The UK electricity situation is indeed serious, and Tony's Govt is being very slow to realise - despite yesterday's "new initiative", and nuclear possibilities.
Just now, my "local" power station (Ratcliffe - 2000MW)is shut down due to an accident last May. The problem, or similar ones, could affect more older plant - very serious potential for next winter.
The "free market approach" appears to lead to a precarious future, relying on imported gas! Any nuclear time-scale will be such that fossil fuelled generation(including coal) will be needed for long into the future. CO2, did you say?
Wind power prospects, whatever the planners achieve, simlpy cannot bridge the gap - Govt subsidies must support all watery (tide,wave, dam/barrage, run of river)research, as well as raising awareness of energy saving on a larger scale..................................Brian Newsome
I have talked with some senior engineers at Landsvirkjun about a mothballed concept for a HV DC line to Scotland.  They spill water almost every summer and have lots of summer potential (save NG for winter) and geotehrmal for year-round.

Please contact me.  My address is Alan_Drake (at) Juno dott com

Is it possible to add the CERA forcast to the graph?  I suggest using
a rose colored tint.
Yes, there will be an update this afternoon.
Here, I'll give you my Pink Bubbles, Over-The-Rainbow version. CERA's earliest possible peak is the one on the far right. ASPO's in the middle. Simmons on the left.

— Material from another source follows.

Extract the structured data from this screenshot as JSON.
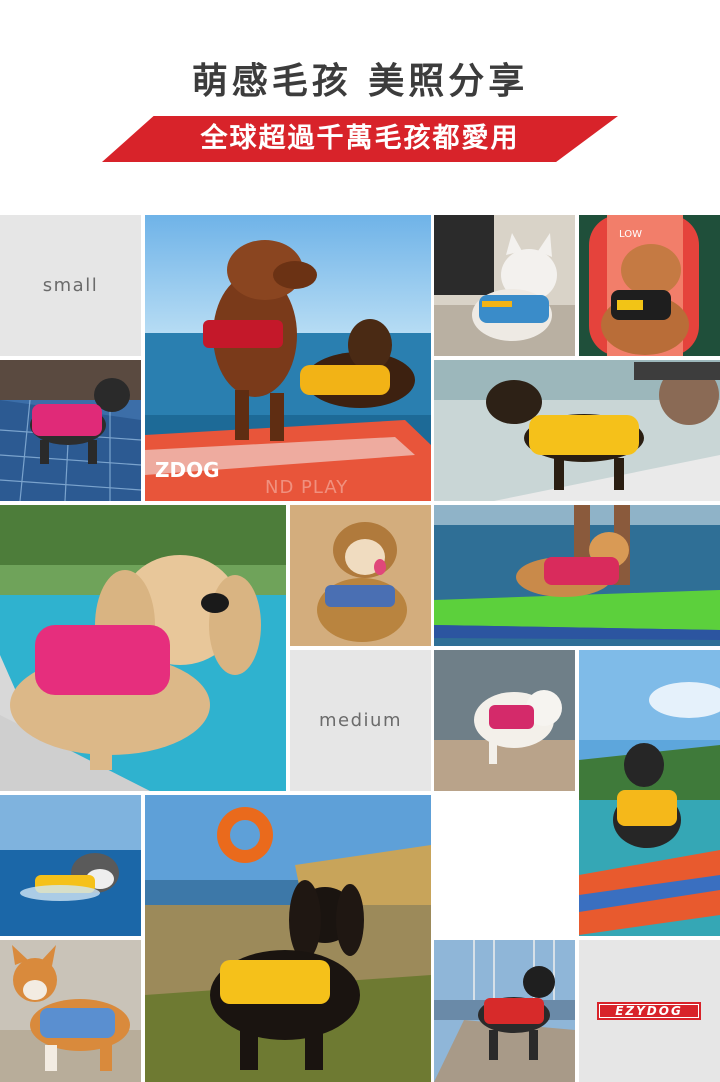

Late to the party here. Were the HL and loglet models run in predictive mode? That is, take data up to 2001, say, or 1996 or whatever, and project out to today. How do they fare?
I would have to redo the computations. The low and high estimates from Stuart Staniford are obtained by varying the data range used for the fit (see his post). Bakhtiari and Koppelaar used the data up to 2003.
Still too early to say for sure, but Bakhtiari's looking pretty good...